* [Task requirements] I would like you to return all of the records exactly as they stand.

Component data from apps and pages
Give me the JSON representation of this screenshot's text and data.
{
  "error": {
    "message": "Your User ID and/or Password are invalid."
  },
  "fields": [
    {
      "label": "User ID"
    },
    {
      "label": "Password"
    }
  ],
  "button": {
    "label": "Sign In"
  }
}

* [Solution for this exercise]
Give me the JSON representation of this screenshot's text and data.
{
  "error": {
    "message": "Your User ID and/or Password are invalid."
  },
  "fields": [
    {
      "label": "User ID"
    },
    {
      "label": "Password"
    }
  ],
  "button": {
    "label": "Sign In"
  }
}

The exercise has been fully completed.